A former soldier who was jailed in India over weapons charges is expected to be released after he was acquitted by appeal judges.

Billy Irving is one of six British men - known as the Chennai Six - who were first jailed in October 2013 while working as security guards on a ship to combat piracy in the Indian Ocean.

They were part of a group of 35 who were arrested on board the ship.

A post on "The Chennai 6" Facebook page said families were "understandably delighted" at the news.

They are now waiting to hear when they will be allowed home from India to their families.

The post said: "The Appeal Court has today found all 35 men not guilty. We now wait to hear as and when the men will be allowed home to their families.
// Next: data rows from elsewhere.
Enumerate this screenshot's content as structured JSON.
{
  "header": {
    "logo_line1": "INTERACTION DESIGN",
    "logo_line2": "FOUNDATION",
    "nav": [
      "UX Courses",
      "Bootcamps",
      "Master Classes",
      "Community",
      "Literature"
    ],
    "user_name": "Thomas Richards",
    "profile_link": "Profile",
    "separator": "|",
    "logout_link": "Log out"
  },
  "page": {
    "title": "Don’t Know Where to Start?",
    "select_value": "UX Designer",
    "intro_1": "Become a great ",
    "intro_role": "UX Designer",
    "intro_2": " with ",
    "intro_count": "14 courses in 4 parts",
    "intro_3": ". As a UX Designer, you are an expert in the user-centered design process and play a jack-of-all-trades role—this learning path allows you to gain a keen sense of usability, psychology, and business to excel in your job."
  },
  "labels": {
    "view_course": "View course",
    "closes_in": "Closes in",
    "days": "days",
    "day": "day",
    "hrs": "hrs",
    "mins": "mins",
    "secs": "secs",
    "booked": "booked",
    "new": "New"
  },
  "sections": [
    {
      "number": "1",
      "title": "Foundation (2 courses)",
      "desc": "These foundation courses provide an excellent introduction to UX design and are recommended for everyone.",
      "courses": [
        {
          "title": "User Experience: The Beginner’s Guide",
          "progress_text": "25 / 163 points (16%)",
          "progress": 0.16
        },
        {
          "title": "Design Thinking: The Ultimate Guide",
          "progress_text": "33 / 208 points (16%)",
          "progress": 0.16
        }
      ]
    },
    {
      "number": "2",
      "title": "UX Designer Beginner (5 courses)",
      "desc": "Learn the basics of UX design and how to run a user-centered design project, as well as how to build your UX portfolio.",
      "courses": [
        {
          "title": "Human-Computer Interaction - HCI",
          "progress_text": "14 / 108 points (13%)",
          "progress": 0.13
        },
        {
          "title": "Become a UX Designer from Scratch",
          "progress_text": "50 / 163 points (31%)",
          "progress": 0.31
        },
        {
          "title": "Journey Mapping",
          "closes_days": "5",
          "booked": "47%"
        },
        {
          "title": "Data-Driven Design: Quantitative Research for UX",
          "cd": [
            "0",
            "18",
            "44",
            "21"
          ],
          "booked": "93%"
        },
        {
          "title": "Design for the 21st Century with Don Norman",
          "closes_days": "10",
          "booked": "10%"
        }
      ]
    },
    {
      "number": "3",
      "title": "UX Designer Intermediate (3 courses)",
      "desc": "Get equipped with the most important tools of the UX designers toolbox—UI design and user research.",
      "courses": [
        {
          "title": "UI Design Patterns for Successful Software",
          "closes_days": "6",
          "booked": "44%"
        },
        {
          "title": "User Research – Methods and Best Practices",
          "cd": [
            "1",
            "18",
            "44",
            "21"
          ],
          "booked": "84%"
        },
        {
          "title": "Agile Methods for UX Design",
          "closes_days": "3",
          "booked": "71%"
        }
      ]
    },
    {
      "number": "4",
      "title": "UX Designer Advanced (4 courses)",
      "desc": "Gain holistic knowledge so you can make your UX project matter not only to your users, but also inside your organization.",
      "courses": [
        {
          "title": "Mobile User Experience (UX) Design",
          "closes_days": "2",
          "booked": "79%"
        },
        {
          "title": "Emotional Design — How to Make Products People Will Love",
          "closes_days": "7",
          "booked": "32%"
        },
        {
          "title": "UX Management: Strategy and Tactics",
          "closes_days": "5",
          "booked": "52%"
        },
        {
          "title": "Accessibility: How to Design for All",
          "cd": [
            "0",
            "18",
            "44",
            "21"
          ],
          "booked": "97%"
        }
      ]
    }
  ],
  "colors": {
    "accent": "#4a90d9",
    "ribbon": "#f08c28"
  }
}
"This may take some time whilst the authorities decide whether they agree with the outcome or wish to appeal.

"If they wish to appeal, the men might be released from prison but not allowed back to the UK.

"But the families are delighted that finally common sense and justice has prevailed."

Customs officials initially boarded the vessel and were said to have found 35 guns and almost 6,000 rounds of ammunition.

Charges against the British men were dropped but they were forced to remain in India while prosecutors pursued an appeal.

Billy's fiancee Yvonne McHugh, formerly of Neilston and now living in Paisley, said she was "over the moon" the men had been acquitted.

She added: "We are just waiting to hear how soon they'll be home.

"That's the biggest hurdle we faced and all of them have been acquitted."

Although the men have been cleared, Yvonne said she would be unable to speak to Billy as he is not yet out of prison and does not have a phone.

She added: "We just want them home as soon as possible.

"I'm absolutely ecstatic and feel proud we've managed to do this after four years."

News of the acquittal reached Downing Street, which said it will continue to offer consular assistance to the men.

Theresa May's official spokesman said: "The Government, from the Prime Minister down, has worked hard for over four years to support the men and their families and we share their happiness at the court's decision to give a full acquittal to each of the men.

"We are now working with the Indian authorities to discuss the next steps. We will continue to offer the men and their families consular assistance for as long as it is needed."

Foreign Secretary Boris Johnson added: "Since I became Foreign Secretary, this case has been a top priority for everybody at the Foreign Office (FCO) and today's verdict is fantastic news.

"The FCO has worked tirelessly behind the scenes to reunite these men with their families. The importance the UK Government places on their case cannot be understated.

"The men, their families and their supporters, who have campaigned unrelentingly, must be overjoyed.

"I share their delight and I hope they can return home as soon as possible."